AHA: At what age did you start donating and getting involved with charity work?
Jaclyn: I believe I was 20. A speaker visited my college at Colorado Christian University and she was talking about Compassion International. At that time I was like, well, I have an extra 38 bucks a month and I think that it’s important to do what we can to help end extreme poverty in the world.
AHA: How has your faith helped guide your giving?
Jaclyn: God wants us to give when we can. It’s not something that we should feel that we have to do, but more like we want to do. I think that he gave me such a strong sense of justice that I feel like I need to do what I can to help save the world.
AHA: What about AHA’s work do you find most compelling?
Jaclyn: I really love AHA’s dedication to ending all barbaric practices. I hope that there will be a day when humanity can say that they don’t even remember a time when abuses like these used to flourish. There will be a day when we end FGM.
AHA: You received AHA Foundation brochures about FGM and you handed these out to your friends and family at church.
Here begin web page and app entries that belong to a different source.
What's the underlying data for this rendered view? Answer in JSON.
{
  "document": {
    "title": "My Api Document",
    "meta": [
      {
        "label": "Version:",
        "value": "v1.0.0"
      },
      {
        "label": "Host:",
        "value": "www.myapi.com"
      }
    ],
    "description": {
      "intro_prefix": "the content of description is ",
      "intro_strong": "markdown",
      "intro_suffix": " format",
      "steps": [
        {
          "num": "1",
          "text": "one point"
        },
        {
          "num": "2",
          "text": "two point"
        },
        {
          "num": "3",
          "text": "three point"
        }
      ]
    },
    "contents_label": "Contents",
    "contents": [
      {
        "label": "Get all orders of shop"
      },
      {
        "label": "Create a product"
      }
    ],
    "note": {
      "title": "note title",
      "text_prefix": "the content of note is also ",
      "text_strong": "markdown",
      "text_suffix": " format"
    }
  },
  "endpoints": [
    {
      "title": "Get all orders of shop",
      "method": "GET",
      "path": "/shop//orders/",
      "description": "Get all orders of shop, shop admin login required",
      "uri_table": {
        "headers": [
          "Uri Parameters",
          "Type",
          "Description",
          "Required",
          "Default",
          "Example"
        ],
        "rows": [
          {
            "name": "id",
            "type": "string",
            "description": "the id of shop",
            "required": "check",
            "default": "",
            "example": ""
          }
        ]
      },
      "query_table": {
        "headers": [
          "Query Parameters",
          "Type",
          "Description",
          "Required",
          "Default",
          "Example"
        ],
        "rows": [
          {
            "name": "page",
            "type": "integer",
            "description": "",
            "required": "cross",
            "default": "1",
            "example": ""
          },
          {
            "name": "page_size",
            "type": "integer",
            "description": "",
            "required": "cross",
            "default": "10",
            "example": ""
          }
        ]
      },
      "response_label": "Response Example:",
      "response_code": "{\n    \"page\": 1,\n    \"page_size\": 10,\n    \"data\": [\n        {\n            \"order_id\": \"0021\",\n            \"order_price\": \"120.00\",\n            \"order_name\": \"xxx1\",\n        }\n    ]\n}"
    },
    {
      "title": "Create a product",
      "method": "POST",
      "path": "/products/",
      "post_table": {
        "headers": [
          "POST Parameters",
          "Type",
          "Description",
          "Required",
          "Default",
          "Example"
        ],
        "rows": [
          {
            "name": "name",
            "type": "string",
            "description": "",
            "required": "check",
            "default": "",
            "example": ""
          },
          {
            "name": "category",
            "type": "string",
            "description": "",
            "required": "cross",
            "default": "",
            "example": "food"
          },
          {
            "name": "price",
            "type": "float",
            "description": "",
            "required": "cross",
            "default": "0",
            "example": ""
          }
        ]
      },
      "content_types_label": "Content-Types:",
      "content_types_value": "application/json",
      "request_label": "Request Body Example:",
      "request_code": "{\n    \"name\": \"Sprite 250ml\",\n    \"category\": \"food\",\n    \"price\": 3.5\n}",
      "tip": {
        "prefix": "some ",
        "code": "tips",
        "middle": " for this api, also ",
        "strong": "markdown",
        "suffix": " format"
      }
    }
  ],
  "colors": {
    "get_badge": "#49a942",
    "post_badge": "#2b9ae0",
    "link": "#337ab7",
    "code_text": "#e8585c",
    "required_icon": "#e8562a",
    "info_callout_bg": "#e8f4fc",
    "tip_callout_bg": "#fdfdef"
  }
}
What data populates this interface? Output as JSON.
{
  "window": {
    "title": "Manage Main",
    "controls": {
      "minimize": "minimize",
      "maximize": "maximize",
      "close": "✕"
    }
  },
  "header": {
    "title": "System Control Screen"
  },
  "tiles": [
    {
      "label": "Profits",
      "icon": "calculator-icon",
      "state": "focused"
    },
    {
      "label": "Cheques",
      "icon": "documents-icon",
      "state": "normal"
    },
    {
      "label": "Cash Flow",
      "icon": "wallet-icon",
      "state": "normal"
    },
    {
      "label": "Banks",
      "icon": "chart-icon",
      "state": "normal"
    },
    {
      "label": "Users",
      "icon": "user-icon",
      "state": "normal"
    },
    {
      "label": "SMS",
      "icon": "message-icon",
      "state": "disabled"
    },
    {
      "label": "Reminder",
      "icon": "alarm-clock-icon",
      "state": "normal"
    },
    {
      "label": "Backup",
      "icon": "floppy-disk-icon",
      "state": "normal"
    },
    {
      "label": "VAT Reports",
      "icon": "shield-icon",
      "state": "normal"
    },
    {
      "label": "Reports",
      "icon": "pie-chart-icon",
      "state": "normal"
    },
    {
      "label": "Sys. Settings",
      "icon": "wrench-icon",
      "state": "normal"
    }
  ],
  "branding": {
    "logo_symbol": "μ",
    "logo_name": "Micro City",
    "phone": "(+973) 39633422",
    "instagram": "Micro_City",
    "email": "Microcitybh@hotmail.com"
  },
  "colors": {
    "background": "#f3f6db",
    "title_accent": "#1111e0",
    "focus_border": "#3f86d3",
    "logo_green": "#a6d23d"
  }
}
What was the inspiration to do that and what were people’s reactions?
Jaclyn: This practice is going to end only when the majority of people know about what’s going on. Without raising awareness substantially in the U.S, I don’t think there’s a chance to end it. So spreading the word to the people around me was my goal, and they were shocked as well. It’s unfortunate that this practice can be so prevalent, yet it’s hidden so well.
AHA: How would you encourage other supporters to help speak out against FGM in their communities?
Jaclyn: Talk about this subject to people when appropriate and make sure you regularly pray to end FGM around the world. Remember, countless girls are undergoing mutilation, and you are one of the few voices they will ever have to defend them.
AHA: Why do you think it’s important to be vocal about ending FGM?
Jaclyn: If there is no awareness, human rights violations will never end. We cannot let torment stay shrouded in darkness. Only when it’s brought into the light is when the wheels of justice can finally begin to turn.
AHA: Jaclyn, we admire your courage to speak up to your friends and ensuring that more people are aware of the need to end FGM and other unacceptable practices in the U.S. Thanks for everything you do!
Number of Women and Girls At Risk: 25,000
Status: Existing Legislation Needs Strengthening
Improve by adding: Prosecuting parents/guardian, felony offense